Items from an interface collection
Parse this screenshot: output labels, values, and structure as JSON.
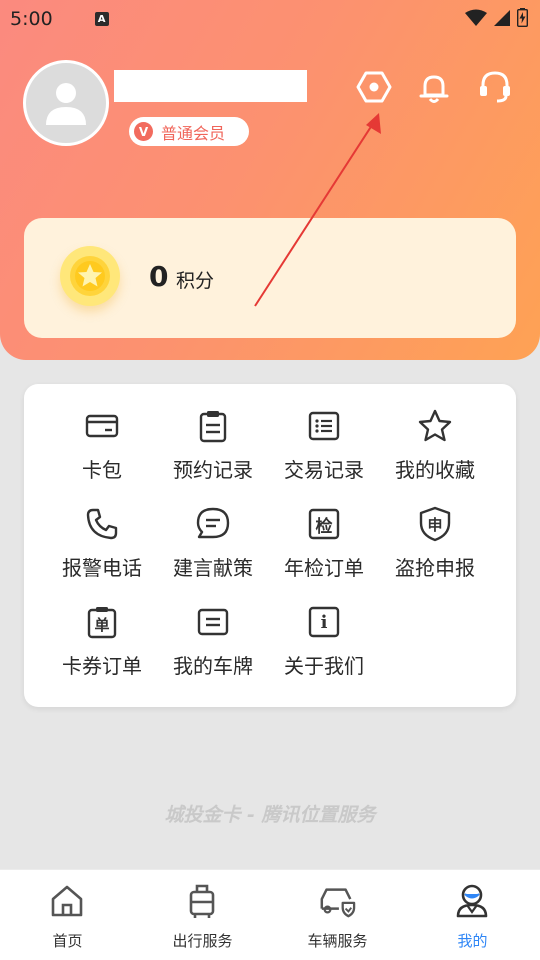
{
  "status_bar": {
    "time": "5:00",
    "notification_glyph": "A"
  },
  "header": {
    "member_badge_letter": "V",
    "member_level": "普通会员",
    "icons": [
      "settings-icon",
      "bell-icon",
      "headset-icon"
    ]
  },
  "points": {
    "value": "0",
    "label": "积分"
  },
  "menu": {
    "items": [
      {
        "label": "卡包",
        "icon": "wallet-icon"
      },
      {
        "label": "预约记录",
        "icon": "clipboard-icon"
      },
      {
        "label": "交易记录",
        "icon": "list-icon"
      },
      {
        "label": "我的收藏",
        "icon": "star-icon"
      },
      {
        "label": "报警电话",
        "icon": "phone-icon"
      },
      {
        "label": "建言献策",
        "icon": "chat-icon"
      },
      {
        "label": "年检订单",
        "icon": "inspection-icon",
        "glyph": "检"
      },
      {
        "label": "盗抢申报",
        "icon": "shield-icon",
        "glyph": "申"
      },
      {
        "label": "卡券订单",
        "icon": "coupon-order-icon",
        "glyph": "单"
      },
      {
        "label": "我的车牌",
        "icon": "license-plate-icon"
      },
      {
        "label": "关于我们",
        "icon": "info-icon",
        "glyph": "i"
      }
    ]
  },
  "footer": {
    "text": "城投金卡 - 腾讯位置服务"
  },
  "tabbar": {
    "active_index": 3,
    "active_color": "#2f86f6",
    "tabs": [
      {
        "label": "首页",
        "icon": "home-icon"
      },
      {
        "label": "出行服务",
        "icon": "luggage-icon"
      },
      {
        "label": "车辆服务",
        "icon": "car-service-icon"
      },
      {
        "label": "我的",
        "icon": "profile-icon"
      }
    ]
  },
  "colors": {
    "hero_gradient_start": "#fb8a7f",
    "hero_gradient_end": "#fea254",
    "annotation_arrow": "#e53935",
    "points_card_bg": "#fff2dc"
  }
}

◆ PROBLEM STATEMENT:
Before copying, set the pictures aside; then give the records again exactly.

◆ OUTPUT FOR THIS EXERCISE:
Parse this screenshot: output labels, values, and structure as JSON.
{
  "status_bar": {
    "time": "5:00",
    "notification_glyph": "A"
  },
  "header": {
    "member_badge_letter": "V",
    "member_level": "普通会员",
    "icons": [
      "settings-icon",
      "bell-icon",
      "headset-icon"
    ]
  },
  "points": {
    "value": "0",
    "label": "积分"
  },
  "menu": {
    "items": [
      {
        "label": "卡包",
        "icon": "wallet-icon"
      },
      {
        "label": "预约记录",
        "icon": "clipboard-icon"
      },
      {
        "label": "交易记录",
        "icon": "list-icon"
      },
      {
        "label": "我的收藏",
        "icon": "star-icon"
      },
      {
        "label": "报警电话",
        "icon": "phone-icon"
      },
      {
        "label": "建言献策",
        "icon": "chat-icon"
      },
      {
        "label": "年检订单",
        "icon": "inspection-icon",
        "glyph": "检"
      },
      {
        "label": "盗抢申报",
        "icon": "shield-icon",
        "glyph": "申"
      },
      {
        "label": "卡券订单",
        "icon": "coupon-order-icon",
        "glyph": "单"
      },
      {
        "label": "我的车牌",
        "icon": "license-plate-icon"
      },
      {
        "label": "关于我们",
        "icon": "info-icon",
        "glyph": "i"
      }
    ]
  },
  "footer": {
    "text": "城投金卡 - 腾讯位置服务"
  },
  "tabbar": {
    "active_index": 3,
    "active_color": "#2f86f6",
    "tabs": [
      {
        "label": "首页",
        "icon": "home-icon"
      },
      {
        "label": "出行服务",
        "icon": "luggage-icon"
      },
      {
        "label": "车辆服务",
        "icon": "car-service-icon"
      },
      {
        "label": "我的",
        "icon": "profile-icon"
      }
    ]
  },
  "colors": {
    "hero_gradient_start": "#fb8a7f",
    "hero_gradient_end": "#fea254",
    "annotation_arrow": "#e53935",
    "points_card_bg": "#fff2dc"
  }
}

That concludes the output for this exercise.